Defense Secretary Mark Esper told CBS' "Evening News" Tuesday he doesn't think "we're at that point" of evacuating a nuclear aircraft carrier docked in Guam with more than 100 crew members infected with the novel coronavirus.

The big picture: The captain of the U.S.S. Theodore Roosevelt has asked the U.S. Navy for more resources. Esper said he'd yet to read the letter in detail, but they're trying to contain the virus aboard the ship. "We're providing additional medical personnel as they need it," he said. Acting Navy Secretary Thomas Modly told CNN earlier Tuesday they were working to remove most of the 4,000 people on board the vessel.

Go deeper

The hard seltzer wars are heating up

Illustration: Aïda Amer/Axios

Competition in the hard seltzer market is heating up in the closing weeks of summer, as big companies like Constellation Brands, AB InBev and Molson Coors have entered the market and Coca-Cola is poised to join the fray in 2021.
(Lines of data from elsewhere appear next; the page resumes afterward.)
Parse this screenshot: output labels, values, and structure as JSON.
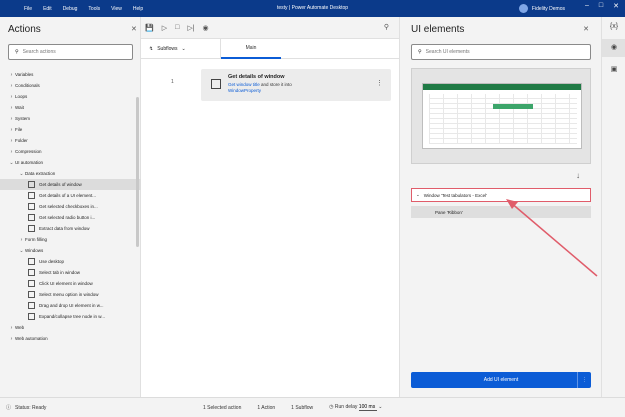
{
  "window": {
    "title": "testy | Power Automate Desktop",
    "menu": [
      "File",
      "Edit",
      "Debug",
      "Tools",
      "View",
      "Help"
    ],
    "user": "Fidelity Demos"
  },
  "actions_pane": {
    "title": "Actions",
    "search_placeholder": "Search actions",
    "tree": [
      {
        "label": "Variables",
        "level": 0,
        "expanded": false
      },
      {
        "label": "Conditionals",
        "level": 0,
        "expanded": false
      },
      {
        "label": "Loops",
        "level": 0,
        "expanded": false
      },
      {
        "label": "Wait",
        "level": 0,
        "expanded": false
      },
      {
        "label": "System",
        "level": 0,
        "expanded": false
      },
      {
        "label": "File",
        "level": 0,
        "expanded": false
      },
      {
        "label": "Folder",
        "level": 0,
        "expanded": false
      },
      {
        "label": "Compression",
        "level": 0,
        "expanded": false
      },
      {
        "label": "UI automation",
        "level": 0,
        "expanded": true
      },
      {
        "label": "Data extraction",
        "level": 1,
        "expanded": true
      },
      {
        "label": "Get details of window",
        "level": 2,
        "selected": true
      },
      {
        "label": "Get details of a UI element...",
        "level": 2
      },
      {
        "label": "Get selected checkboxes in...",
        "level": 2
      },
      {
        "label": "Get selected radio button i...",
        "level": 2
      },
      {
        "label": "Extract data from window",
        "level": 2
      },
      {
        "label": "Form filling",
        "level": 1,
        "expanded": false
      },
      {
        "label": "Windows",
        "level": 1,
        "expanded": true
      },
      {
        "label": "Use desktop",
        "level": 2
      },
      {
        "label": "Select tab in window",
        "level": 2
      },
      {
        "label": "Click UI element in window",
        "level": 2
      },
      {
        "label": "Select menu option in window",
        "level": 2
      },
      {
        "label": "Drag and drop UI element in w...",
        "level": 2
      },
      {
        "label": "Expand/collapse tree node in w...",
        "level": 2
      },
      {
        "label": "Web",
        "level": 0,
        "expanded": false
      },
      {
        "label": "Web automation",
        "level": 0,
        "expanded": false
      }
    ]
  },
  "designer": {
    "subflows_label": "Subflows",
    "main_tab": "Main",
    "line_number": "1",
    "action": {
      "title": "Get details of window",
      "desc_link": "Get window title",
      "desc_rest": "and store it into",
      "variable": "WindowProperty"
    }
  },
  "ui_pane": {
    "title": "UI elements",
    "search_placeholder": "Search UI elements",
    "item": "Window 'Test tabulators - Excel'",
    "child": "Pane 'Ribbon'",
    "add_button": "Add UI element"
  },
  "status": {
    "ready": "Status: Ready",
    "selected": "1 Selected action",
    "actions": "1 Action",
    "subflows": "1 Subflow",
    "run_delay_label": "Run delay",
    "run_delay_value": "100 ms"
  },
  "colors": {
    "titlebar": "#0b3a8a",
    "accent": "#0b5cd6",
    "highlight_border": "#e05c6a",
    "arrow": "#e05c6a"
  }
}
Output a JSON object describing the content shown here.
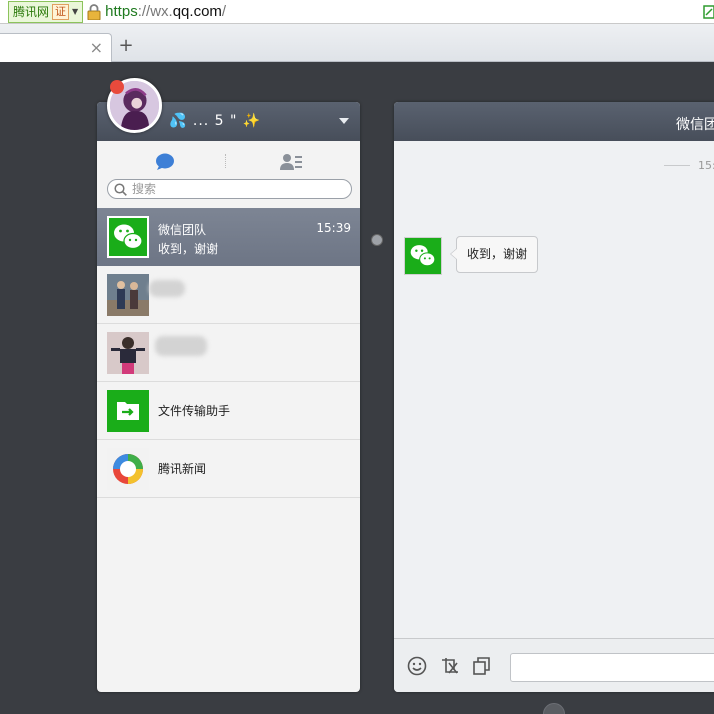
{
  "browser": {
    "site_label": "腾讯网",
    "cert_label": "证",
    "url_scheme": "https",
    "url_sep": "://",
    "url_sub": "wx.",
    "url_domain": "qq.com",
    "url_path": "/",
    "tab_close": "×",
    "new_tab": "+"
  },
  "profile": {
    "nickname": "💦 ... 5 \" ✨"
  },
  "search": {
    "placeholder": "搜索"
  },
  "conversations": [
    {
      "name": "微信团队",
      "preview": "收到，谢谢",
      "time": "15:39",
      "active": true
    },
    {
      "name": "",
      "preview": "",
      "time": ""
    },
    {
      "name": "",
      "preview": "",
      "time": ""
    },
    {
      "name": "文件传输助手",
      "preview": "",
      "time": ""
    },
    {
      "name": "腾讯新闻",
      "preview": "",
      "time": ""
    }
  ],
  "chat": {
    "title": "微信团",
    "time_label": "15:",
    "messages": [
      {
        "text": "收到，谢谢"
      }
    ]
  },
  "colors": {
    "wechat_green": "#1aad19",
    "panel_header": "#4f5663",
    "active_row": "#757d8c"
  }
}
Why it matters: The coronavirus pandemic has increased alcohol sales overall and hard seltzers are exploding in popularity and look to have staying power, boasting record high sales in recent weeks.

Why you should be skeptical of Russia's coronavirus vaccine claims

Photo: Alexey Druzhini/Sputnik/AFP via Getty Images

Russian President Vladimir Putin announced Tuesday that his country has registered a coronavirus vaccine and said that one of his daughters has already been inoculated, AP reports.

Why it matters: Scientists around the world are skeptical about Russia's claims. There is no published scientific data to back up Putin's claims that Russia has a viable vaccine — or that it produces any sort of immunity without significant side effects.

A quandary for state unemployment agencies

Illustration: Aïda Amer/Axios

State agencies charged with paying unemployment benefits to jobless residents have their backs against the wall as they rush to parse President Trump's executive actions on coronavirus aid.

Why it matters: States are being asked to pitch in $100 per unemployed resident, but it’s a heavy lift for cash-strapped states that are still unclear about the details and may not opt-in at all. It leaves the states and jobless residents in a state of limbo.